INDIAN RIVER COUNTY – Three months after the replenishment of the 3.8 miles of beach between northern John’s Island and the middle of Orchid, not everyone is counting the project a success.
While those lounging on the freshly laid sand seem pleased, and sea turtles appear to be having a strong nesting season, some surfers and divers contend that shifting sand is covering some reefs and affecting areas where waves would break for surfing and water would be clear for diving. Late last week, there was a clear line of the demarcation for the light green silt-filled water that had carried out to the first line of reefs.
“I call it whale snot,” said county lifeguard and recreational diver Jonathan Billings, who claims he sees the sand and silt ebb and flow from the beach almost daily. “Because the type of sand they used is real fine, sometimes you can see it out over the second reef. It wipes out your visibility for reef diving.”
While still early in the monitoring process to get hard data, those closest to the project downplay the diving and surfing issues.
They say the early observations are that the beach is holding up well. They dismiss the restoration project as the cause of these issues and say the situation is not that different than it has been traditionally.
“I would offer the sand quality that was placed on the beach is very similar to the native beach sand that exists along the beach,” said Michael Walther of Coastal Technology Corporation, the consultant on the project. “My expectation is that the concerns of surfers relative to the effects of project will be allayed with some swell and surf within the next month or so.”
And no one is denying that the beach itself is in much better condition and able to support more locals and tourists seeking a break from the hot summer sun.
“Almost everyone is very pleased,” said County Commissioner Peter O’Bryan. “The beaches are packed on weekends and the people walking the beaches say the sand feels great.”
The current restoration project ran from Feb. 9 to May 6 and delivered over 300,000 cubic yards of trucked in sand. The goal was to return that section of beach as closely as possible to the way it was according to surveys performed almost three decades ago by the Florida Department of Environmental Protection.

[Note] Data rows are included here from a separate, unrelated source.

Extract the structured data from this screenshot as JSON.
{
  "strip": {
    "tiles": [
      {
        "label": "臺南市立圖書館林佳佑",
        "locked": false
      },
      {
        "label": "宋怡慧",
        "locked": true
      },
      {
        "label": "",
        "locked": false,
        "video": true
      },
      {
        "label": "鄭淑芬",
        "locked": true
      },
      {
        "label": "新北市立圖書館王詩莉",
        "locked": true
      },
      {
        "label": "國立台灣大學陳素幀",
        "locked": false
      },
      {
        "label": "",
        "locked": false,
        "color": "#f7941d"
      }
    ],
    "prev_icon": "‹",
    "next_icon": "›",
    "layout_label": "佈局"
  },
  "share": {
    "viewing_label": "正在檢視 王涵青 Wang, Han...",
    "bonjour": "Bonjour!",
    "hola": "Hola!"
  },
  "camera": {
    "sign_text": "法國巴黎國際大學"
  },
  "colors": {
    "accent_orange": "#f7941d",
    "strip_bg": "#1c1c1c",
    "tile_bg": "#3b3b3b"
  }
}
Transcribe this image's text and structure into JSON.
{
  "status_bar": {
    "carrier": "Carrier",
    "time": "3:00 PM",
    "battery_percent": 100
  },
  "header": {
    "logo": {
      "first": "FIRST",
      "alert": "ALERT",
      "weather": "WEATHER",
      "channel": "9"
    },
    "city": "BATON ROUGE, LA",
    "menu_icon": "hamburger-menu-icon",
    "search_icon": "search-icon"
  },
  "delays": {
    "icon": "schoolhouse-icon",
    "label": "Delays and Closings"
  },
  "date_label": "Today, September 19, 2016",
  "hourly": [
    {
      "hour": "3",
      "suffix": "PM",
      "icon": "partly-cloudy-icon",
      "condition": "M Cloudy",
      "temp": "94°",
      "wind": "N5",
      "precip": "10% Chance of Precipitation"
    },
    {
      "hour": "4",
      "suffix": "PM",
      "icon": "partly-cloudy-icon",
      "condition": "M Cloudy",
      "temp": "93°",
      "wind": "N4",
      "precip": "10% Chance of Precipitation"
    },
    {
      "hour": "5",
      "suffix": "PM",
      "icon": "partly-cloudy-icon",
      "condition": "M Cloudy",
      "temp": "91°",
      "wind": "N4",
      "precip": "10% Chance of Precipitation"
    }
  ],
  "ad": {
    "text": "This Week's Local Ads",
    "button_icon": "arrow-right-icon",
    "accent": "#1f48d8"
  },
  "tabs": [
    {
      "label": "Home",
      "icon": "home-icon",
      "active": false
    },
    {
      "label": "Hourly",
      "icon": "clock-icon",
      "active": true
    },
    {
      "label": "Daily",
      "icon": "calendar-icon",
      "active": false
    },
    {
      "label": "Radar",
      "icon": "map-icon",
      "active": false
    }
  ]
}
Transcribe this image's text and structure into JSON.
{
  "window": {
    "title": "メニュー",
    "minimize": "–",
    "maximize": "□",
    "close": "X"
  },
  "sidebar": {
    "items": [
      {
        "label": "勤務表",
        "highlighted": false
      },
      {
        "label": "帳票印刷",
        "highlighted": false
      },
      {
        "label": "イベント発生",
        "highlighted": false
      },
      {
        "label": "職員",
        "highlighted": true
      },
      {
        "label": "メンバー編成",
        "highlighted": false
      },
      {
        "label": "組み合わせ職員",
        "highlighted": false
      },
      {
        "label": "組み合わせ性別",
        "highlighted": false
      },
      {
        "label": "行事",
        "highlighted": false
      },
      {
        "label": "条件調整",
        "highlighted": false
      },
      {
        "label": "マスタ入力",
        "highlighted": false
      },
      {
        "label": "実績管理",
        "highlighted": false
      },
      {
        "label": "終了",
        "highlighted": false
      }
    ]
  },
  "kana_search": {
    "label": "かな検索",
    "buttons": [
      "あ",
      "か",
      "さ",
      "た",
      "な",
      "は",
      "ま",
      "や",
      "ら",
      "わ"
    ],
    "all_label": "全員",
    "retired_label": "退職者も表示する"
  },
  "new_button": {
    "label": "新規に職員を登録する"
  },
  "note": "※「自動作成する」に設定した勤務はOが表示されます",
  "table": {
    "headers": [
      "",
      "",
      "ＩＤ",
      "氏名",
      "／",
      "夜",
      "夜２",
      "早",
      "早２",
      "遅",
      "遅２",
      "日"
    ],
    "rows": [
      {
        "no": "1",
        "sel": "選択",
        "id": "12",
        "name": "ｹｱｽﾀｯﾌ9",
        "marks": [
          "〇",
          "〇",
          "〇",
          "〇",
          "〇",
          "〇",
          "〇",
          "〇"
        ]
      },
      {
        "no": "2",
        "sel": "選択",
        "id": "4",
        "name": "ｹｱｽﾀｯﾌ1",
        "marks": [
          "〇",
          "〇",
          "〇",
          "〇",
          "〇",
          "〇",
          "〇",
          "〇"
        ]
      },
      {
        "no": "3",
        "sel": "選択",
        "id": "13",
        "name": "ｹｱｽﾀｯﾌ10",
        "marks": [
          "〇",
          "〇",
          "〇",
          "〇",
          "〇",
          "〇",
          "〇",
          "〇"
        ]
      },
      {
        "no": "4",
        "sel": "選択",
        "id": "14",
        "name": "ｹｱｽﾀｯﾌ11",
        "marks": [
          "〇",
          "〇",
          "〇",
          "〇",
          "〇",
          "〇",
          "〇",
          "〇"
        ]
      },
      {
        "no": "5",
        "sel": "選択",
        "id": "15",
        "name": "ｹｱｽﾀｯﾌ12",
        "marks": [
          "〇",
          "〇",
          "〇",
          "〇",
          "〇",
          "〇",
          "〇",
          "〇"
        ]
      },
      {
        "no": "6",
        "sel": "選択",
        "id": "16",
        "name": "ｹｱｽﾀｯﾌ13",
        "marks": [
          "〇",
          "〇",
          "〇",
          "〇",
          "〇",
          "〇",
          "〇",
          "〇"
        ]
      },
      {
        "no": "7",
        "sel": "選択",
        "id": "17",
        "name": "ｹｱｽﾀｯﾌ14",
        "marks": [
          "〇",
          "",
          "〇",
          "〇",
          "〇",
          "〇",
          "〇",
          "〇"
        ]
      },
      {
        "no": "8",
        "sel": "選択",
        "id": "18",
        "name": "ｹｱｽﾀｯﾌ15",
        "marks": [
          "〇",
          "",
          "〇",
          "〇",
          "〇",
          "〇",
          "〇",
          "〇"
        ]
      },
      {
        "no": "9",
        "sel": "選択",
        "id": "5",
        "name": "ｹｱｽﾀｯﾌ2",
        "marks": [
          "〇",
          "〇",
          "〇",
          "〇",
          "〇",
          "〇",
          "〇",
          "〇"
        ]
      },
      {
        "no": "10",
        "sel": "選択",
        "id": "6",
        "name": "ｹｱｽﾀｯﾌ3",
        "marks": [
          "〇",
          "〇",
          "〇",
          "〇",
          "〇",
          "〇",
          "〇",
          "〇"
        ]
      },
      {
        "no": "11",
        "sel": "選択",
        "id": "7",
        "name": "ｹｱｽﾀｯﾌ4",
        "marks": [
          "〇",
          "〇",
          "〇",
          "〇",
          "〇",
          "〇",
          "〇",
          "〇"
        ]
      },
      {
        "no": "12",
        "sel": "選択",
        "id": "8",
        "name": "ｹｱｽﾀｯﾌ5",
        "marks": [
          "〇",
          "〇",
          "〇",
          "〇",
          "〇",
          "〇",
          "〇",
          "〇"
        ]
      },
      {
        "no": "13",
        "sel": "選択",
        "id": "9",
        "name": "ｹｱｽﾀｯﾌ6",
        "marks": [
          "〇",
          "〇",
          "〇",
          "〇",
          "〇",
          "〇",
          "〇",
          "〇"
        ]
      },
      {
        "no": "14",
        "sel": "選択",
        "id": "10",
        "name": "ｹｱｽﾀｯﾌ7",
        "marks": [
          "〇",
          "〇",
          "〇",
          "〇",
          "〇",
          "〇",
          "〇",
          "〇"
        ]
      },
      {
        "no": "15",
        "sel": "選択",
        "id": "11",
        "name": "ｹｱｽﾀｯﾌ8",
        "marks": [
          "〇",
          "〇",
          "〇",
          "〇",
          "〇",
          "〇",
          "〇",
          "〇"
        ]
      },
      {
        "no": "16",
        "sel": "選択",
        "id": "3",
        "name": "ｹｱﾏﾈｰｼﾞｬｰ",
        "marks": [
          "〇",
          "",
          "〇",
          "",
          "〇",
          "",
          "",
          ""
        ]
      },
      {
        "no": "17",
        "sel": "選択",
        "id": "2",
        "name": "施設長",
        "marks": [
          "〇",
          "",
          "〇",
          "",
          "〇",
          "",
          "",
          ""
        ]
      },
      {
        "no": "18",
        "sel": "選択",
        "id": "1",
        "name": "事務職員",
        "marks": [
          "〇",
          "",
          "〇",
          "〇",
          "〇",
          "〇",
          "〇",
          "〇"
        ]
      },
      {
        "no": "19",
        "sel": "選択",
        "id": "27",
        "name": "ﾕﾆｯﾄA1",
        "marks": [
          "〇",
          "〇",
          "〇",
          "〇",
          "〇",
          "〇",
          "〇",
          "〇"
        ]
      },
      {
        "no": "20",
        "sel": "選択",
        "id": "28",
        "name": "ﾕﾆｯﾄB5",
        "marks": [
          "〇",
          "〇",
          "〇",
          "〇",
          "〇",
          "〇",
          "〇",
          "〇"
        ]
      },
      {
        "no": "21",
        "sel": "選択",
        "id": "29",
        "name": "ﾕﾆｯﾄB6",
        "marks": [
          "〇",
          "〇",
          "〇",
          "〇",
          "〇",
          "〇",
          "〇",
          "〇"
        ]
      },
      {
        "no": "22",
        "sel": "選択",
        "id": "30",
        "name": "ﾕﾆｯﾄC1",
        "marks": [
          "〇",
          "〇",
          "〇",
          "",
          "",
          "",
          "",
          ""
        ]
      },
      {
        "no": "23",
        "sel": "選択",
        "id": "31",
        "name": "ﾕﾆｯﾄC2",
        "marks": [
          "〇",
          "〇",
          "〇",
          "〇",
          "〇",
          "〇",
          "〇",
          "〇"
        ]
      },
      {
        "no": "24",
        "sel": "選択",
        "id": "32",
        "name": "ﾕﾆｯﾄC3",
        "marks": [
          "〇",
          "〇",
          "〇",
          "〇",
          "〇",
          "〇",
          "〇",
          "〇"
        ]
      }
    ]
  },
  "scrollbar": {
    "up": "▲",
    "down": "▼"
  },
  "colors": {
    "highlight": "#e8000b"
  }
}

“Our approach in the design of the project was to restore the beach to the condition that existed in 1972, where we could do so without impacting the near-shore reefs,” Walther said. “With Wabasso Beach and much of the area to the north, we were limited to how much sand we could place because our criteria included not to adversely affect the near-shore reefs. We didn’t want sand to end up burying those reefs.”
Another constituency – perhaps the key constituency – that seems to be adjusting well to the new beach conditions are the sea turtles that spend the summer months nesting and hatching along the shore.
“Some of the concerns we had were the quality of the sand and what the relationship of the sand to the turtle nesting would be,” said Bill Glynn, chairman of the Indian River County Beaches and Shores Commission. “We presently have more turtle nests in the area than we have had in the last five years.”
County environmental specialist Rick Herren, who is in charge of monitoring turtle nesting season, cautions that due to variations in how tests are conducted, it is still very early in the process to say how the numbers will turn out once the monitoring is complete.
Officials will be keeping a close eye on the nesting turtles, who reach peak activity in July and August, as this is one barometer of the success of the project.
If the overland sand were found incompatible with the sea life, it could potentially shut the project down indefinitely.
“The key to the project is not the number of nests, but the number of hatchlings from those nests and July is typically the peak of the sea turtle nesting season,” Walther said. “The incubation period is 60 days so it will likely be September before we have a good, clear picture of the key measure of the success of the project relative to turtles.”
The County will be turning in its final turtle nesting numbers on Oct. 31 and should hear back by Nov. 15 whether the results were acceptable in protecting the endangered sea turtles. Some of the folks using Wabasso Beach recently were generally in favor of the condition of the beach.
“I think it is better, the beach is wider and the sand feels better overall,” said Candy Tabussi of Sebastian, who was there with her family.
That leaves the water sport enthusiasts as the hard sell on the benefits of the project.
Glynn says he doesn’t think the conditions are much different than they have been in the recent past.
“I live on the beach north of Wabasso Park and there is nothing here that hasn’t always been here,” said the Beaches and Shores Commission chairman. “There is sand that works itself into the water and then washes itself back on shore. You have the north winds that push the sand out and when you get an east or southeast wind it goes back on shore.”
Experts say there are a number of factors that could cause the change in the waves, including seasonal considerations or the natural ebb and flow of optimum surf conditions along Florida’s coastline.